WHAT THIS TASK INVOLVES
Below are some records. Print all of them exactly as they appear.

DATA SUPPLIED

**********

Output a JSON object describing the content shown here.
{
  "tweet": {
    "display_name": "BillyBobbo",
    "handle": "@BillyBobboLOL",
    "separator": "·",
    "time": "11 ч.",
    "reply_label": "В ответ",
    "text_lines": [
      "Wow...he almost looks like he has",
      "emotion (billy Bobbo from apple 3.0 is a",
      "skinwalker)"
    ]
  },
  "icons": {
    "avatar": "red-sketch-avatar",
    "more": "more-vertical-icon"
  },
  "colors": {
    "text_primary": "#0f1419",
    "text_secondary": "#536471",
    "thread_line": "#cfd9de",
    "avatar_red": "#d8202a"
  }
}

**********

ANSWER SECTION
Output a JSON object describing the content shown here.
{
  "tweet": {
    "display_name": "BillyBobbo",
    "handle": "@BillyBobboLOL",
    "separator": "·",
    "time": "11 ч.",
    "reply_label": "В ответ",
    "text_lines": [
      "Wow...he almost looks like he has",
      "emotion (billy Bobbo from apple 3.0 is a",
      "skinwalker)"
    ]
  },
  "icons": {
    "avatar": "red-sketch-avatar",
    "more": "more-vertical-icon"
  },
  "colors": {
    "text_primary": "#0f1419",
    "text_secondary": "#536471",
    "thread_line": "#cfd9de",
    "avatar_red": "#d8202a"
  }
}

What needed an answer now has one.